slight account of my illness, by way of excuse for my not coming to
see her, and to put her on her guard against any exaggerated
reports she may hear, - and address it in a disguised hand - would
you do me the favour to slip it into the post-office as you pass?
for I dare not trust any of the servants in such a case.'
The Tenant of Wildfell Hall
|The second excerpt represents the element of Fire. It speaks of emotional influences and base passions, and is drawn from Give Me Liberty Or Give Me Death by Patrick Henry:
its purpose be not to force us to submission? Can gentlemen assign any other
possible motive for it? Has Great Britain any enemy, in this quarter of
the world, to call for all this accumulation of navies and armies? No, sir,
she has none. They are meant for us: they can be meant for no other.
They are sent over to bind and rivet upon us those chains which the British
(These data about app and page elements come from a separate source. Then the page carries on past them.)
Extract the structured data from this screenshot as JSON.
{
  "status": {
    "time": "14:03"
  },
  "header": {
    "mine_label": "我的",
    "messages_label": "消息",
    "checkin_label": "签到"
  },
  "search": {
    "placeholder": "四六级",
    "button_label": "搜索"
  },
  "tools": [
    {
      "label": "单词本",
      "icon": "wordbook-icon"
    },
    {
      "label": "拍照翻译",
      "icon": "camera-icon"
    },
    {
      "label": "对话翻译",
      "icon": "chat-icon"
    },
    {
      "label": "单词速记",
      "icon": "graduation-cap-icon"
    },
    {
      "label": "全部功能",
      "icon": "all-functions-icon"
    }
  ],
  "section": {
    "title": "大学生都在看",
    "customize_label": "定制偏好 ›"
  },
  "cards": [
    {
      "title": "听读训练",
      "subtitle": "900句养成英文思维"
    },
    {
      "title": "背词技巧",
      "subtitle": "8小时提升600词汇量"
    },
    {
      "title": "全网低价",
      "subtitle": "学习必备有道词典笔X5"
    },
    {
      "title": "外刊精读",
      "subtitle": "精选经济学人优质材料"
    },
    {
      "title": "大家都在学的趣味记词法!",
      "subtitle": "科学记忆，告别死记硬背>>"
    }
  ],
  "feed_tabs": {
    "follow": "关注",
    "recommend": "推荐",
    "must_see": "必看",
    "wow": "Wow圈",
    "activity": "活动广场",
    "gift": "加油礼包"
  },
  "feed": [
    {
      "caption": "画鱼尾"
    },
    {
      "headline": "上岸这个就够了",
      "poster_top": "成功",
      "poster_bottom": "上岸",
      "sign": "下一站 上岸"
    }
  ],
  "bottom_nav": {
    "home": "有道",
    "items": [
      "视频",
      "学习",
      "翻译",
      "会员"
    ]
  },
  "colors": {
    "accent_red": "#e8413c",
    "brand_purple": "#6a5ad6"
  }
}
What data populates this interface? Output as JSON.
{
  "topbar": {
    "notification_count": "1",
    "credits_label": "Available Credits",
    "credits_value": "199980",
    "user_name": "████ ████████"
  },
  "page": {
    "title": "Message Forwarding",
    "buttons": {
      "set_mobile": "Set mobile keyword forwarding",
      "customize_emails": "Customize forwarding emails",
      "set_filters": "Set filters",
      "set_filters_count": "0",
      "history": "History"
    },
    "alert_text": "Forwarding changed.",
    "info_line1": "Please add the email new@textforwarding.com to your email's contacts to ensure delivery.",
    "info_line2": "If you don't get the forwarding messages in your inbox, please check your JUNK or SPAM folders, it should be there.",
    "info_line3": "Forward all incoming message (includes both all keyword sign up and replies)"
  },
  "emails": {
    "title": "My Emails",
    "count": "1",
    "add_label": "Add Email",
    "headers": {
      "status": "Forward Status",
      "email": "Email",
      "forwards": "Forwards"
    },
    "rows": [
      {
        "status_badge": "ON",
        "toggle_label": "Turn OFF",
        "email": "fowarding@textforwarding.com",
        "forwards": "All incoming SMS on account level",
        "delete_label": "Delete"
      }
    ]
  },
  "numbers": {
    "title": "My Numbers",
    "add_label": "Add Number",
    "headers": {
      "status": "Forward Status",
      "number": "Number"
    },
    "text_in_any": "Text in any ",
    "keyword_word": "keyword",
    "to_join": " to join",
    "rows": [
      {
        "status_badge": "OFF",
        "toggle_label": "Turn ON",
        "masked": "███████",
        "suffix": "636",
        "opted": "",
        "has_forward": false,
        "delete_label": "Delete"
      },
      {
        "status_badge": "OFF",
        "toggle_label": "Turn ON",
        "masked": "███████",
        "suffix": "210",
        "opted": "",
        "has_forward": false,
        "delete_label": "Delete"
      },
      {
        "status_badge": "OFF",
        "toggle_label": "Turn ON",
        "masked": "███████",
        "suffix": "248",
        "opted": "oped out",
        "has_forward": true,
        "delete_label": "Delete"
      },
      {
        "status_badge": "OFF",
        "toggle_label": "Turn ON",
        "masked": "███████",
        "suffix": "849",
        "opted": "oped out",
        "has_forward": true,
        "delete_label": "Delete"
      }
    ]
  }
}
ministry have been so long forging. And what have we to oppose to them?
Shall we try argument? Sir, we have been trying that for the last ten years.
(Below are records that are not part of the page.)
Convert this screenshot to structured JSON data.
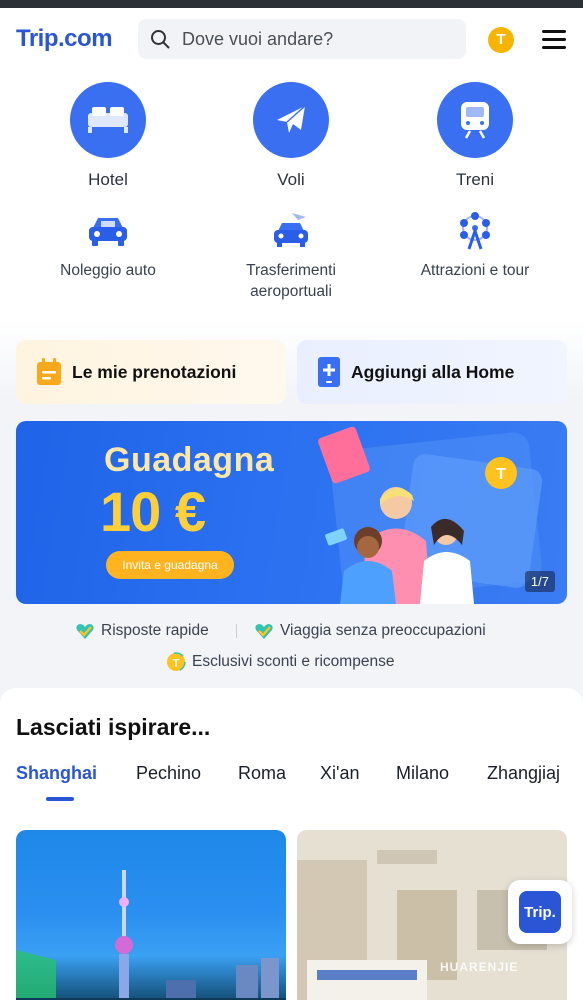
{
  "header": {
    "logo_text": "Trip",
    "logo_suffix": ".com",
    "search_placeholder": "Dove vuoi andare?",
    "coin_label": "T"
  },
  "services": {
    "primary": [
      {
        "label": "Hotel",
        "icon": "bed-icon"
      },
      {
        "label": "Voli",
        "icon": "airplane-icon"
      },
      {
        "label": "Treni",
        "icon": "train-icon"
      }
    ],
    "secondary": [
      {
        "label": "Noleggio auto",
        "icon": "car-icon"
      },
      {
        "label": "Trasferimenti aeroportuali",
        "icon": "airport-transfer-icon"
      },
      {
        "label": "Attrazioni e tour",
        "icon": "ferris-wheel-icon"
      }
    ]
  },
  "quick_actions": {
    "bookings_label": "Le mie prenotazioni",
    "add_home_label": "Aggiungi alla Home"
  },
  "banner": {
    "title": "Guadagna",
    "amount": "10 €",
    "cta": "Invita e guadagna",
    "page_indicator": "1/7"
  },
  "perks": {
    "fast": "Risposte rapide",
    "worry_free": "Viaggia senza preoccupazioni",
    "exclusive": "Esclusivi sconti e ricompense"
  },
  "inspire": {
    "title": "Lasciati ispirare...",
    "tabs": [
      "Shanghai",
      "Pechino",
      "Roma",
      "Xi'an",
      "Milano",
      "Zhangjiaj"
    ],
    "active_tab": "Shanghai"
  },
  "fab": {
    "label": "Trip."
  },
  "watermark": "HUARENJIE",
  "colors": {
    "brand_blue": "#2a56d6",
    "service_blue": "#3a6ff2",
    "coin_yellow": "#f7b500"
  }
}
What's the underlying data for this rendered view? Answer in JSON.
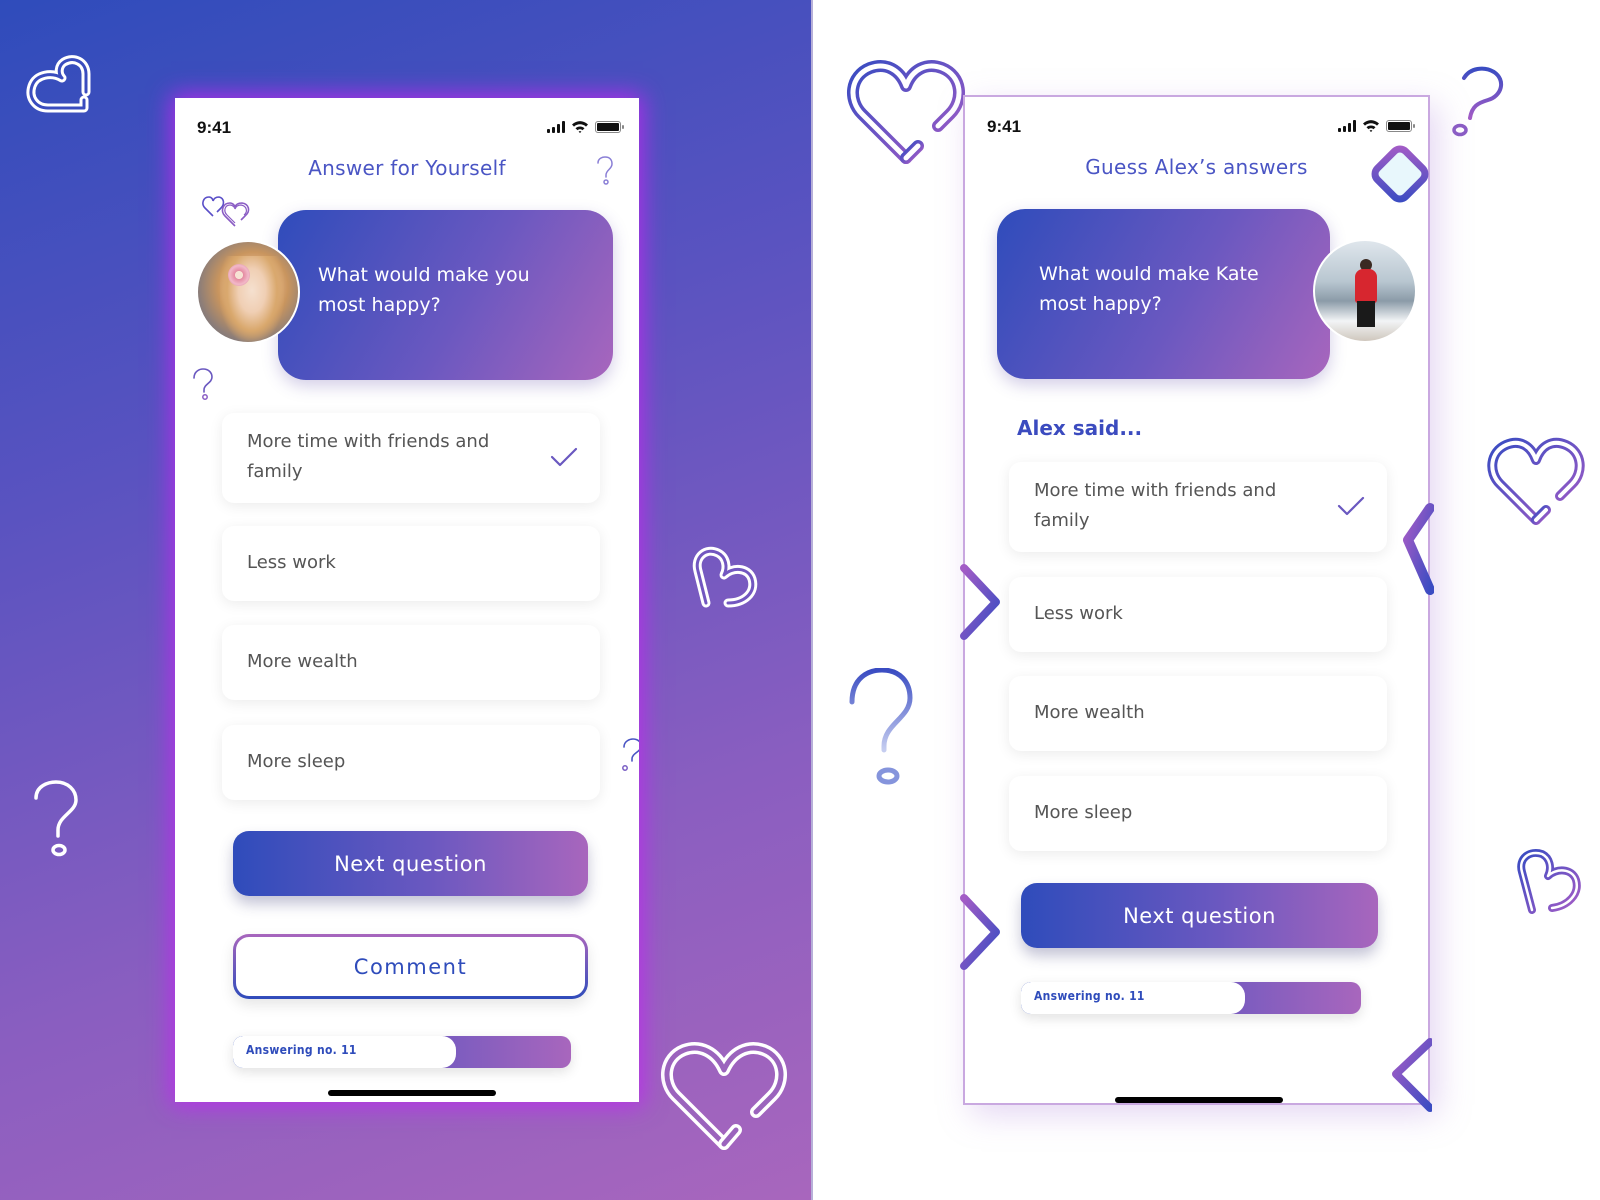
{
  "left_screen": {
    "status_time": "9:41",
    "title": "Answer for Yourself",
    "question": "What would make you most happy?",
    "question_lines": [
      "What would make you",
      "most happy?"
    ],
    "options": [
      {
        "label_lines": [
          "More time with friends and",
          "family"
        ],
        "selected": true
      },
      {
        "label_lines": [
          "Less work"
        ],
        "selected": false
      },
      {
        "label_lines": [
          "More wealth"
        ],
        "selected": false
      },
      {
        "label_lines": [
          "More sleep"
        ],
        "selected": false
      }
    ],
    "next_button": "Next question",
    "comment_button": "Comment",
    "progress_label": "Answering no. 11",
    "progress_fraction": 0.66
  },
  "right_screen": {
    "status_time": "9:41",
    "title": "Guess Alex’s answers",
    "question_lines": [
      "What would make Kate",
      "most happy?"
    ],
    "section_label": "Alex said...",
    "options": [
      {
        "label_lines": [
          "More time with friends and",
          "family"
        ],
        "selected": true
      },
      {
        "label_lines": [
          "Less work"
        ],
        "selected": false
      },
      {
        "label_lines": [
          "More wealth"
        ],
        "selected": false
      },
      {
        "label_lines": [
          "More sleep"
        ],
        "selected": false
      }
    ],
    "next_button": "Next question",
    "progress_label": "Answering no. 11",
    "progress_fraction": 0.66
  },
  "colors": {
    "accent_blue": "#2f4cbb",
    "accent_purple": "#6a58c0",
    "accent_pink": "#a866bd",
    "title_blue": "#4a55c4",
    "glow": "#be28f0"
  }
}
Have we anything new to offer upon the subject? Nothing. We have held the
subject up in every light of which it is capable; but it has been all in vain.
Shall we resort to entreaty and humble supplication? What terms shall we
find which have not been already exhausted? Let us not, I beseech you, sir,
|The third excerpt represents the element of Water. It speaks of pure spiritual influences and feelings of love, and is drawn from Idylls of the King by Alfred Tennyson:
That smote itself into the bread, and went;
And hither am I come; and never yet
Hath what thy sister taught me first to see,
This Holy Thing, failed from my side, nor come
Covered, but moving with me night and day,
Fainter by day, but always in the night
Blood-red, and sliding down the blackened marsh
Blood-red, and on the naked mountain top
Blood-red, and in the sleeping mere below
Blood-red. And in the strength of this I rode,
Shattering all evil customs everywhere,
|The fourth excerpt represents the element of Earth. It speaks of physical influences and the impact of the unseen on the visible world, and is drawn from The Virginian by Owen Wister:
refilled his cup without his asking her.
"Guess I've met you before," the drummer ' stated next.
The Virginian glanced at him for a brief moment.
"Haven't I, now? Ain't I seen you somewhere? Look at me. You been
in Chicago, ain't you? You look at me well. Remember Ikey's,
"I don't reckon I do."
"See, now! I knowed you'd been in Chicago. Four or five years
ago. Or maybe it's two years. Time's nothing to me. But I never
forget a face. Yes, sir. Him and me's met at Ikey's, all right."
This important point the drummer stated to all of us. We were